Rebecca Hopkins shares her tips for involving employees in leveraging sponsorship:
"Despite the recession, companies' involvement in sponsorship has increased and of those sponsorships, sport has proved that it once again leads the field in attracting corporate bucks.
Having worked in the sports sector for well over a decade, advising blue chips on leveraging sponsorship, it surprises me that employee engagement still features in the drop zone on the campaign programme.
To my mind, the larger the company, the harder the organisation should work to engage its staff, as they have the potential to be the biggest advocates of a brand’s sponsorship activity. When I first started in the sector, I worked for a brand that invested a significant sum in rugby at a time when the company share-price was at rock bottom. For the weeks immediately following the announcement, each of the sponsorship team endured a conversation with a colleague who would suggest that the sum would be better invested in football (as ‘the national passion’) or better still, not invested at all. An interesting turn of events came when the employee reward and recognition scheme was implemented. By ensuring that a large percentage of the workforce had a fair chance to attend matches, win signed memorabilia and meet the stars of the sport, the sponsorship team turned opinion around.
Conversely, despite our strongest recommendations, we have seen brands flat out refuse to provide any associated benefits to staff; on asking one brand manager for his logic in denying a small number of tickets to his colleagues, he explained that the sponsorship was ‘for the benefit of the company, not a jolly for the staff’. It is my firmly held belief that ‘the staff’ are a pretty crucial part of any business and the happier and more involved they feel, the better they perform. By all means, ensure that the sales team are provided the bulk of access, if the strategy behind your sponsorship is essentially networking, but don’t exclude the reception staff, loading bay operators, engineers or the HR team simply because they can’t always produce a tangible ROI from attending the game. The pleasure and sense of participation you can give them with a match ticket or the chance to meet a star will usually generate more goodwill than you can measure.
Here are my tips for involving employees in leveraging sponsorship:
1. The ‘Hello’ Factor: if you are using any brand ambassadors to promote your business as part of the sponsorship, make sure they do something that gives employees access to them. Even something simple can be effective, such as a personal appearance in the office, so staff can get autographs and pictures.
2. Share the love: don’t make tickets the sole preserve of the sales team! You probably have a raft of people who would love the experience of going to a stadium event, even if the teams or sport involved weren’t ones they would usually support. For example, consider your receptionist. They rarely get these sorts of perks but since they greet everyone who crosses your office threshold, they have the potential to be very positive advocates of how great your sponsorship is – provided they have seen first hand what it is you are doing.

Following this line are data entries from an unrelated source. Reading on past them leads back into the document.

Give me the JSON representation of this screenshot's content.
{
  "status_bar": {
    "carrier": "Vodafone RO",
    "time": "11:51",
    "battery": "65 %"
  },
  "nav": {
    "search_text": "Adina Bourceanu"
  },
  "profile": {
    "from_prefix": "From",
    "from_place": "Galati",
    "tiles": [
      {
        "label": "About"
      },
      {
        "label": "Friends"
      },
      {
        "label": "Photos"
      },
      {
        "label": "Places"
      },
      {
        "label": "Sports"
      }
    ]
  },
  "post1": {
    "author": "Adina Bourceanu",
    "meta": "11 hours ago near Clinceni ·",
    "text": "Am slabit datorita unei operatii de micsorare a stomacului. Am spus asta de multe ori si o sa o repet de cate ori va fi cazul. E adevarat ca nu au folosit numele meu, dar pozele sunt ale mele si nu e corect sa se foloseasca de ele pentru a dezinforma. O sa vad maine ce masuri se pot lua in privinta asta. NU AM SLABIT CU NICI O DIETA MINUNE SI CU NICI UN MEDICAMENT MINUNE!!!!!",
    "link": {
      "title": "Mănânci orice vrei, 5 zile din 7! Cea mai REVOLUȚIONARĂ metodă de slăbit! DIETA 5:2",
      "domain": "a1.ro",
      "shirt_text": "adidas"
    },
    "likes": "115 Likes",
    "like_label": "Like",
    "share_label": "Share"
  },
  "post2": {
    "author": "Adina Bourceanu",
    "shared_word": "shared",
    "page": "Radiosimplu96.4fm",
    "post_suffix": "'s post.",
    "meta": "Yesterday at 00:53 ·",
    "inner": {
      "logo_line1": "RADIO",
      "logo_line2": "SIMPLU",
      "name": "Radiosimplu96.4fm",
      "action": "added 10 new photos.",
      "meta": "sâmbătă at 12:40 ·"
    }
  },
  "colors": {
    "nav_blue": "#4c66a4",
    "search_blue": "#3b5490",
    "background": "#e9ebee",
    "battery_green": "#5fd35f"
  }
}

3. Doing it for the kids: a number of companies in sport have become heavily involved in creating initiatives for children – don’t forget that many of your employees are parents too and probably have sports-mad kids at home. Make sure you find ways to present opportunities to them too.
4. Glamour is relative: don’t over-estimate the level at which your staff are prepared to help. For example, one company we worked with asked for volunteers to be ‘human signposts’ at a top-level event – which basically meant they could be standing in the rain for eight hours – yet we still received over 5,000 responses and the people selected absolutely loved being involved in something so totally different from their day job.
5. Size isn’t important: to my mind, sponsorship starts with something as small as getting a box at a football or rugby club. Even this has the potential to go wrong when one manager, who happens to be a huge fan of the team in question, has made the box their fiefdom rather than a company resource. In tough times, expenditure such as this should be made to work even harder. Involve as many staff as possible in this, much as you would in a major initiative.
ENS assisted BT in staging a staff-engagement event prior to the Singapore summit that saw the IOC announce the winning host city of the 2012 Olympics. BT was a premier partner in supporting London’s bid to host the 2012 Olympics.
With the objective of inspiring staff to ‘Back the Bid’ online, ENS recommended staging a one-day indoor rowing competition, led by BT’s Bid Ambassador James Cracknell, across the four regional head offices (London, Edinburgh, Belfast and Cardiff). BT personnel were set two challenges: one was to ‘Crack Cracknell’ – to row further than James did in one minute; the other was to go ‘Rowing for Gold’, which involved clocking up kilometres at any chosen speed in a collective attempt to get their building the nearest to Singapore.
The event was staged in such a way that it was open to all staff, including wheelchair users, while employee engagement was maximised through webcasting the event over the company intranet and having challenge results updated every 30 seconds online.
Staff and celebrities took part across four locations with thousands of staff joining in, viewing the events live or signing up to BT’s ‘Back the Bid’ webpage – and one staff member, the last to take part, ended up out-rowing James".